A poll from the National Journal surveyed members of Congress on whether or not they believe that it is harder for women in politics. 81% of Democrats (out of 90 votes) believe it is harder to be a woman in politics. When asked why they believed such some congress members were cited as saying:
“Depends on which office she is running for. It’s usually a challenge for women to break into power-broker networks to raise money.”
“Old prejudices die very hard.”
“It’s still, ‘You’re damned if you do and you’re damned if you don’t.’ Very few strong assertive females are treated the same as their male counterparts. They are labeled if they are outspoken.”
3% of Democrats surveyed believe it is easier to be a woman in politics and 16% of Democrats surveyed believe there is no difference in difficulty between men and women.
In that same poll, 44% of Republicans (out of 80 votes) believe it is harder to be a woman in politics. When asked why they believed such, some members were quoted saying:
“More to prove, and women usually get a later start or derailed because of kids and family.”

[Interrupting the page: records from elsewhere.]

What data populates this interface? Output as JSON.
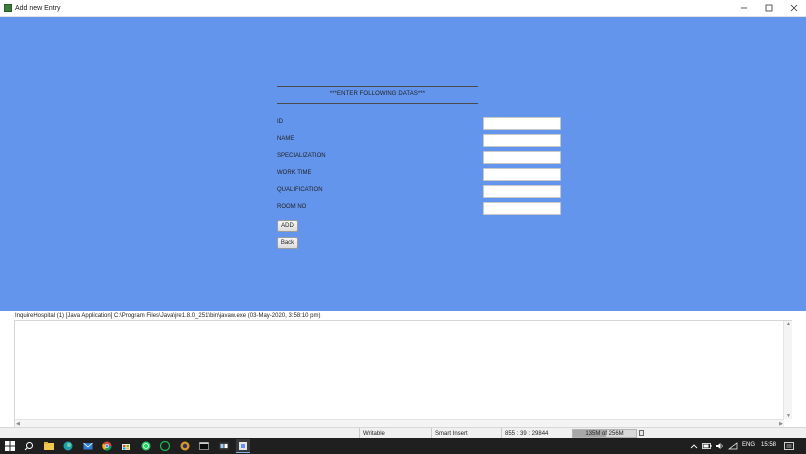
{
  "window": {
    "title": "Add new Entry"
  },
  "form": {
    "header": "***ENTER FOLLOWING DATAS***",
    "fields": [
      {
        "label": "ID",
        "value": ""
      },
      {
        "label": "NAME",
        "value": ""
      },
      {
        "label": "SPECIALIZATION",
        "value": ""
      },
      {
        "label": "WORK TIME",
        "value": ""
      },
      {
        "label": "QUALIFICATION",
        "value": ""
      },
      {
        "label": "ROOM NO",
        "value": ""
      }
    ],
    "add_label": "ADD",
    "back_label": "Back"
  },
  "console": {
    "header": "InquireHospital (1) [Java Application] C:\\Program Files\\Java\\jre1.8.0_251\\bin\\javaw.exe (03-May-2020, 3:58:10 pm)"
  },
  "status_bar": {
    "writable": "Writable",
    "insert_mode": "Smart Insert",
    "position": "855 : 39 : 29844",
    "heap": "135M of 256M",
    "heap_fraction": 0.53
  },
  "taskbar": {
    "language": "ENG",
    "time": "15:58",
    "icons": [
      "windows-start-icon",
      "search-icon",
      "file-explorer-icon",
      "edge-icon",
      "mail-icon",
      "chrome-icon",
      "store-icon",
      "whatsapp-icon",
      "spotify-icon",
      "eclipse-icon",
      "terminal-icon",
      "vscode-icon",
      "java-app-icon"
    ]
  },
  "colors": {
    "app_background": "#6495ED",
    "taskbar": "#1f1f1f"
  }
}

“It’s still a man’s world generally in politics at all levels for a variety of reasons, including women having more family responsibilities than men and conservative women less likely to run, and tradition. However, the world is changing, and if Hillary runs in 2016 and wins, that could change the paradigm.”
“The times they are a-changin’ but it takes time. It’s harder for GOP women than Dem women.”
25% of Republicans surveyed believe it is easier to be a woman in politics and 31% of Republicans surveyed believe there is no difference in difficulty between men and women.
While there are great differences in how each party views women in politics, still a majority of each party sees and recognizes the difficulties women in our political system face.
A 2010 study by Loyola Marymount University surveys women and how they view themselves as qualified when deciding to run for political office. Of the men and women surveyed, 33% of women and 35% of men had conducted extensive policy research; 65% of women and 69% of men regularly engaged in public speaking; and 69% of women and 64% of men had fundraising experience. So the men and women who were surveyed were relatively equal in the experience they have. Despite the equality in experience, women were found to be substantially less likely than men to see themselves as qualified to run for office. Women were found to be 29% less likely than men to see themselves as highly qualified and were 80% more likely to consider themselves not qualified at all. Women also have a stronger sense of the inequality that women politicians face: 78% of women believe it is more difficult to be a woman in politics compared to 57% of men believing the same.
Let me know what you think of these statistics and keep a look out for the next parts in this series!